Overview

Cat Person is a collection of comics by cartoonist Seo Kim. Begun as a personal challenge to create daily, the comics feature a variety of themes from the silly to the serious. Characterized by a charming drawing style and frequently featuring the cartoonist and her farcical feline Jimmy, these are the best Sunday comics you've never seen.

Seo Kim was born in Seoul, Korea, and then immigrated to Toronto, Ontario, just a few months later. Kim currently lives in Los Angeles, California, and works as a storyboard artist for the massively successful Cartoon Network show Adventure Time.


 
Details
  • ISBN-13: 9781927668054
  • ISBN-10: 1927668050
  • Publisher: Koyama Press
  • Publish Date: May 2014
  • Page Count: 144
  • Reading Level: Ages 15-UP
  • Dimensions: 8.9 x 6.9 x 0.6 inches
  • Shipping Weight: 0.7 pounds


Related Categories

Books > Comics & Graphic Novels > Literary
Books > Comics & Graphic Novels > Contemporary Women
Books > Pets > Cats - General

 
Publishers Weekly Reviews

Publishers Weekly® Reviews

  • Reviewed in: Publishers Weekly, page .
  • Review Date: 2014-03-24
  • Reviewer: Staff

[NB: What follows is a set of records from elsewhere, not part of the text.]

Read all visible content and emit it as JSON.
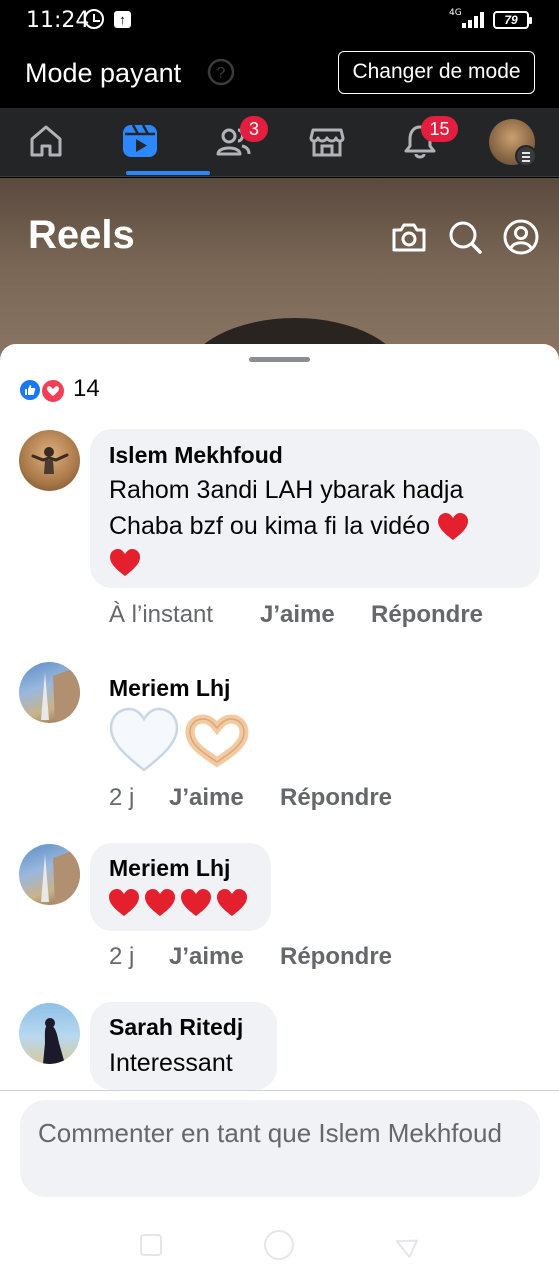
{
  "status_bar": {
    "time": "11:24",
    "network": "4G",
    "battery": "79"
  },
  "header": {
    "title": "Mode payant",
    "switch_button": "Changer de mode"
  },
  "tabs": {
    "friends_badge": "3",
    "notifications_badge": "15",
    "active_tab": "reels",
    "accent_color": "#2d88ff",
    "badge_color": "#e41e3f"
  },
  "reels": {
    "title": "Reels"
  },
  "reactions": {
    "count": "14"
  },
  "comments": [
    {
      "author": "Islem Mekhfoud",
      "text_lines": [
        "Rahom 3andi LAH ybarak hadja",
        "Chaba bzf ou kima fi la vidéo ❤️",
        "❤️"
      ],
      "time": "À l’instant",
      "like": "J’aime",
      "reply": "Répondre"
    },
    {
      "author": "Meriem Lhj",
      "emojis": "🤍🫶🏻",
      "time": "2 j",
      "like": "J’aime",
      "reply": "Répondre"
    },
    {
      "author": "Meriem Lhj",
      "emojis": "❤️❤️❤️❤️",
      "time": "2 j",
      "like": "J’aime",
      "reply": "Répondre"
    },
    {
      "author": "Sarah Ritedj",
      "text": "Interessant"
    }
  ],
  "composer": {
    "placeholder": "Commenter en tant que Islem Mekhfoud"
  }
}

The debut collection from Adventure Time storyboard artist Kim features mostly comics about the author, her cat Jimmy, and her boyfriend Eddie. The cat section and the title misrepresent the book; in fact, it is more about Kim than her cat, though he is an endearing secondary character. The comics use a charming brand of self-deprecating humor that’s all Kim’s own, following her as she devours Oreos by the box, stays up until 6 a.m. drawing, and receives compliments on shirts dotted with ketchup and toothpaste stains. Kim has a highly humorous perspective on herself, and all of the comics are believable and feel true—even when she exaggerates. One panel features a Bosch-like assemblage of strange little figures that Kim has imagined. In another sequence, an old man leans over and blesses her for sneezing, and she scowls, thinking, “Not sure if perv, or just polite.” This book is a winner. Even the cat jokes are not tired—a difficult feat in a world saturated with feline cartoon books and webcomics. (May)

 
BAM Customer Reviews